WORK INSTRUCTION:
Would you retype the whole listing exactly?

EXTRACTED MATERIAL:
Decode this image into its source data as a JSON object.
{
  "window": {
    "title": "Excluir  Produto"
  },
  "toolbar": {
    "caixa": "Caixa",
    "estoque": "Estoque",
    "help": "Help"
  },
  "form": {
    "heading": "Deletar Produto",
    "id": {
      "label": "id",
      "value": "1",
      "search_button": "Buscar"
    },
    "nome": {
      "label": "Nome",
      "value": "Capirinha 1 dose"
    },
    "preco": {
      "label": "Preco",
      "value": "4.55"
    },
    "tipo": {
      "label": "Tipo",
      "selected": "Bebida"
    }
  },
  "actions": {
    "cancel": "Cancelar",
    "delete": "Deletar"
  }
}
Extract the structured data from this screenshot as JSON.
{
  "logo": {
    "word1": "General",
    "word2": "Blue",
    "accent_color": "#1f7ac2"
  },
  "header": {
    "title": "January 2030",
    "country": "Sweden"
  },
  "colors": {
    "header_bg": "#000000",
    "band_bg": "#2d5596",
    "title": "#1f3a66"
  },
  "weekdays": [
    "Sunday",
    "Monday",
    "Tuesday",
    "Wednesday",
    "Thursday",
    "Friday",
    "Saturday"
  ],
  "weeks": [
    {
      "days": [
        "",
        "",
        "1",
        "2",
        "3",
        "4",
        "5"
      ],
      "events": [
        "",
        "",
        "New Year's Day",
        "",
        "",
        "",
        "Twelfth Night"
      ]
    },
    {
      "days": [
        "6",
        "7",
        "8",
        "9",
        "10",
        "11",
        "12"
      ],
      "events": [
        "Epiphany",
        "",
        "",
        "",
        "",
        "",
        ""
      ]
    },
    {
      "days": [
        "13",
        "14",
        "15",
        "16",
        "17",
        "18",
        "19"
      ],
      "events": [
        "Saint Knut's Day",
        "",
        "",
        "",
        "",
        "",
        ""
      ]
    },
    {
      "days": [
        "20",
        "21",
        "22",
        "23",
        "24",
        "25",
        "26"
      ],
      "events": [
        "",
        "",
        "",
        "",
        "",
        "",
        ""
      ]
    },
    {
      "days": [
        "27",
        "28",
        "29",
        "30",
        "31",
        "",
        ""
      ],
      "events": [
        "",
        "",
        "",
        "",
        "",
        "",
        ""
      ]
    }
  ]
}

EXPECTED OUTPUT:
Decode this image into its source data as a JSON object.
{
  "window": {
    "title": "Excluir  Produto"
  },
  "toolbar": {
    "caixa": "Caixa",
    "estoque": "Estoque",
    "help": "Help"
  },
  "form": {
    "heading": "Deletar Produto",
    "id": {
      "label": "id",
      "value": "1",
      "search_button": "Buscar"
    },
    "nome": {
      "label": "Nome",
      "value": "Capirinha 1 dose"
    },
    "preco": {
      "label": "Preco",
      "value": "4.55"
    },
    "tipo": {
      "label": "Tipo",
      "selected": "Bebida"
    }
  },
  "actions": {
    "cancel": "Cancelar",
    "delete": "Deletar"
  }
}
Extract the structured data from this screenshot as JSON.
{
  "logo": {
    "word1": "General",
    "word2": "Blue",
    "accent_color": "#1f7ac2"
  },
  "header": {
    "title": "January 2030",
    "country": "Sweden"
  },
  "colors": {
    "header_bg": "#000000",
    "band_bg": "#2d5596",
    "title": "#1f3a66"
  },
  "weekdays": [
    "Sunday",
    "Monday",
    "Tuesday",
    "Wednesday",
    "Thursday",
    "Friday",
    "Saturday"
  ],
  "weeks": [
    {
      "days": [
        "",
        "",
        "1",
        "2",
        "3",
        "4",
        "5"
      ],
      "events": [
        "",
        "",
        "New Year's Day",
        "",
        "",
        "",
        "Twelfth Night"
      ]
    },
    {
      "days": [
        "6",
        "7",
        "8",
        "9",
        "10",
        "11",
        "12"
      ],
      "events": [
        "Epiphany",
        "",
        "",
        "",
        "",
        "",
        ""
      ]
    },
    {
      "days": [
        "13",
        "14",
        "15",
        "16",
        "17",
        "18",
        "19"
      ],
      "events": [
        "Saint Knut's Day",
        "",
        "",
        "",
        "",
        "",
        ""
      ]
    },
    {
      "days": [
        "20",
        "21",
        "22",
        "23",
        "24",
        "25",
        "26"
      ],
      "events": [
        "",
        "",
        "",
        "",
        "",
        "",
        ""
      ]
    },
    {
      "days": [
        "27",
        "28",
        "29",
        "30",
        "31",
        "",
        ""
      ],
      "events": [
        "",
        "",
        "",
        "",
        "",
        "",
        ""
      ]
    }
  ]
}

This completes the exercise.